10 June 2019

1 - 2pm

Venue: Mac 1 Biology Building

Location: 5 Symonds St

Host: SBS

Contact info: Prof. Ant Poole

Contact email:

Professor Peter C Fineran
Professor Peter C Fineran

Speaker: Professor Peter C Fineran, Department of Microbiology and Immunology, University of Otago

Bacteria have evolved ‘immune systems’ as a result of their constant exposure to foreign mobile genetic elements, including bacteriophages and plasmids. For example, an estimated 1025 bacteriophage infections occur every second. Other mobile genetic elements can harbour antibiotic resistance or pathogenicity determinants, which influence bacterial evolution and our ability to treat infectious diseases. 

To thwart these invaders, bacteria have many resistance strategies, including innate immunity, such as restriction-modification and abortive infection systems, and adaptive immunity provided by the CRISPR-Cas systems.
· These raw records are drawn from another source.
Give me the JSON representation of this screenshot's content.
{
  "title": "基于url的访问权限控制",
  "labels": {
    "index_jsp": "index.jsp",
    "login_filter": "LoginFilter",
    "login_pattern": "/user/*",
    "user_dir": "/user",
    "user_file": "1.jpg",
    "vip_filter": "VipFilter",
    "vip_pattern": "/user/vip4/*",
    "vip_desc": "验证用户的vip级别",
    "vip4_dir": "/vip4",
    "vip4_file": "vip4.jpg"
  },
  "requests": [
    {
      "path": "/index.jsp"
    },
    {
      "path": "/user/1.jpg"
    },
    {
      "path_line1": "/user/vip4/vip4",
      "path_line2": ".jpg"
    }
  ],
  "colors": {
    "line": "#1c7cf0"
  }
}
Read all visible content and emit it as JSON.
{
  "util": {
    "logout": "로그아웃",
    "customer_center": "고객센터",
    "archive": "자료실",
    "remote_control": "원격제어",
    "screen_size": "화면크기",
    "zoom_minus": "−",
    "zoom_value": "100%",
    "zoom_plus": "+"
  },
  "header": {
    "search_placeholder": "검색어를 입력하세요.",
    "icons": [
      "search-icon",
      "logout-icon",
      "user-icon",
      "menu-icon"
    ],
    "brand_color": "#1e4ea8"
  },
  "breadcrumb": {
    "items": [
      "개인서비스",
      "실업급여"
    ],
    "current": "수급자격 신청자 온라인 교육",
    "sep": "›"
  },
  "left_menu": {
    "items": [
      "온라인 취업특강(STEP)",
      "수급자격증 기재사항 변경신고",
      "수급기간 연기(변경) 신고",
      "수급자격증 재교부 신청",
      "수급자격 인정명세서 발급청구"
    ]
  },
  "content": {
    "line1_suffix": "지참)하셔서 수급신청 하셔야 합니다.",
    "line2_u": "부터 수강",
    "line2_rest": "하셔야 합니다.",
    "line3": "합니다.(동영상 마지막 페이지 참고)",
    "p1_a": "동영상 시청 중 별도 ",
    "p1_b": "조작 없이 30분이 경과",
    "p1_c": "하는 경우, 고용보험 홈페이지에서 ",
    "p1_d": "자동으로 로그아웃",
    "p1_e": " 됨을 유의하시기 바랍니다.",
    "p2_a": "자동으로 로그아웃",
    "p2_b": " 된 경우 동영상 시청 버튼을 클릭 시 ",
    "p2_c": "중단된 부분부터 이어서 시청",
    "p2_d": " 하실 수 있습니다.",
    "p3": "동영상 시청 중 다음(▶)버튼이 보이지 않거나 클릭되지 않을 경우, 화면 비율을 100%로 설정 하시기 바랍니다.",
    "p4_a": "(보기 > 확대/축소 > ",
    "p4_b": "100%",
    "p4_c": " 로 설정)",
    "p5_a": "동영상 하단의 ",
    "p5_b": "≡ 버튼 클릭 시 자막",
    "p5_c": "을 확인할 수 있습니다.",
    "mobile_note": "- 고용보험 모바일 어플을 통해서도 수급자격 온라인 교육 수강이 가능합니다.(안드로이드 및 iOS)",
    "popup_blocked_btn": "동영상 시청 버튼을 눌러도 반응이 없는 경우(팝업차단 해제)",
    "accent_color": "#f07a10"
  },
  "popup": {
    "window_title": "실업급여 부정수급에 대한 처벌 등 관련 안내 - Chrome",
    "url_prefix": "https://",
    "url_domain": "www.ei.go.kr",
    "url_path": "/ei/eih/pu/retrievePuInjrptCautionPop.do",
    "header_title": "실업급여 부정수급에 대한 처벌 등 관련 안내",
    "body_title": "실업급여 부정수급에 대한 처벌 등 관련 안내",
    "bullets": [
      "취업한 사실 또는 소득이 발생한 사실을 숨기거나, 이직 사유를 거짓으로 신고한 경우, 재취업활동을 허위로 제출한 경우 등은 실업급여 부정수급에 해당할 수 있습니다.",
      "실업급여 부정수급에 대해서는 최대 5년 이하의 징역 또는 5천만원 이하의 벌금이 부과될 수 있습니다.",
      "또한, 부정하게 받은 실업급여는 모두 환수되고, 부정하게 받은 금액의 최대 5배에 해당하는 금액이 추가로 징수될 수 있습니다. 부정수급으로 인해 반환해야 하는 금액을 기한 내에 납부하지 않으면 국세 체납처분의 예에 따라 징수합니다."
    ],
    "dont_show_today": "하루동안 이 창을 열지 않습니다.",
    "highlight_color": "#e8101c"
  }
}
Recently, there have been major advances in our understanding of these systems. They have also been exploited as molecular biology reagents and underpinned a biotechnological revolution. In this seminar Professor Fineran will present his research into these bacterial immune systems.

For more information please contact Prof. Ant Poole,